from Moosewood Cookbook
2 tbsp fresh lime juice (or lemon)
2 medium ripe avocados
1 – 2 medium cloves garlic, minced
1/2 tsp. salt or to taste
1/2 tsp. cumin or to taste
1/2 tsp. chili powder
Black pepper, to taste
Cayenne, to taste
Place the lime or lemon juice in a medium-sized shallow bowl. Add the avocado and mash. I used a potato masher. Stir in remaining ingredients. Cover tightly and chill. To help the guacamole retain its’ color, I take the avocado pit and stick it in the guacamole – remove before serving!
And now, for the WONDERFUL corn tortillas. This is Peter’s job and he is very willing and happy to do it. And every single time I take the first bite of a warm, just-off-the-griddle tortilla, I go into spasms of delight. There is something about it – don’t know what the difference is – I used to use another kind of Masa Harina, but the kind we’ve been using (Pan) makes superior tortillas. They’re soft and tasty and delicious and yummy. Some day, I will post about how to make the tortillas. If you’re really eager to learn, please let me know by emailing me at birdwoman5151 at yahoo dot com. That will goose me into blogging about it sooner than later:).

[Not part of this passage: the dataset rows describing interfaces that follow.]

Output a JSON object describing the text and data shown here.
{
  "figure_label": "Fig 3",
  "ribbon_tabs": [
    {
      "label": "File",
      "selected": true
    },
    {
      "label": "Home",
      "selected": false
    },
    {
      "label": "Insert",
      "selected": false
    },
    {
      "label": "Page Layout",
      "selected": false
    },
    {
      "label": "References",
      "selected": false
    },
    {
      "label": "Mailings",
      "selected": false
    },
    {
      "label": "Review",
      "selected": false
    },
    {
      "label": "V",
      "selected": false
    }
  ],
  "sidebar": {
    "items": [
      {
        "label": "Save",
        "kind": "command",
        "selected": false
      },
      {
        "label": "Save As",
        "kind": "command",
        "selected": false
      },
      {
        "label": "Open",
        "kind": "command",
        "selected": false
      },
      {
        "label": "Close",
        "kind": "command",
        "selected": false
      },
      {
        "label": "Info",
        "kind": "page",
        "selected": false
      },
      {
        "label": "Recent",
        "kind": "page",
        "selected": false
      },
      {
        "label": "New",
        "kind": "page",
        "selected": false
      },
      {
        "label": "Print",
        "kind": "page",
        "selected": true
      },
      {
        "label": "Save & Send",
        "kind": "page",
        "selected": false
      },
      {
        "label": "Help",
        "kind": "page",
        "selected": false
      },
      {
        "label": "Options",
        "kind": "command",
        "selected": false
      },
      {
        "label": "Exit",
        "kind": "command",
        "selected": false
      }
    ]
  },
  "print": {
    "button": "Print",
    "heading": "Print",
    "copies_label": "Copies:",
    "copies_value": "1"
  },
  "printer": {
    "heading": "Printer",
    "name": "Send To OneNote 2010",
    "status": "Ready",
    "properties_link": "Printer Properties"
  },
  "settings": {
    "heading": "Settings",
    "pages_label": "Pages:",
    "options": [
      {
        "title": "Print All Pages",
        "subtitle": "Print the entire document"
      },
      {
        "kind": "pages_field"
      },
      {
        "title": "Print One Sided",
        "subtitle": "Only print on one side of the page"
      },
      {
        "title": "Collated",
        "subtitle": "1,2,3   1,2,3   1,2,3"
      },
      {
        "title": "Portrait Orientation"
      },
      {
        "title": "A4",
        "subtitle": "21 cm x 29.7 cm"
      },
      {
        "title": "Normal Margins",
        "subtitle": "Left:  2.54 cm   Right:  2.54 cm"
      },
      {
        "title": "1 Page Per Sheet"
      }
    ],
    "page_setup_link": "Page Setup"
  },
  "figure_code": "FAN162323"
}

Ok, so you’re thinking to yourself, no way. I’m not making all of this from scratch. But it sure looks good. Ok, don’t fret. You can use premade corn tortillas, you can use jarred salsa, you can even use frozen brown rice (I think Trader Joe’s sells it). I think you can even buy premade guacamole. Or perhaps you can make one of the things from scratch (the salsa or the guacamole are both pretty easy) and use prepared items for the rest of the meal. You’ve got to build up to making everything from scratch – it doesn’t have to happen all at once.
No matter if it’s completely homemade or semi-homemade (thank you Sandra for helping us be ok about partially homemade!), sitting down to a delicious meal at home is heavenly. Bon Appetit!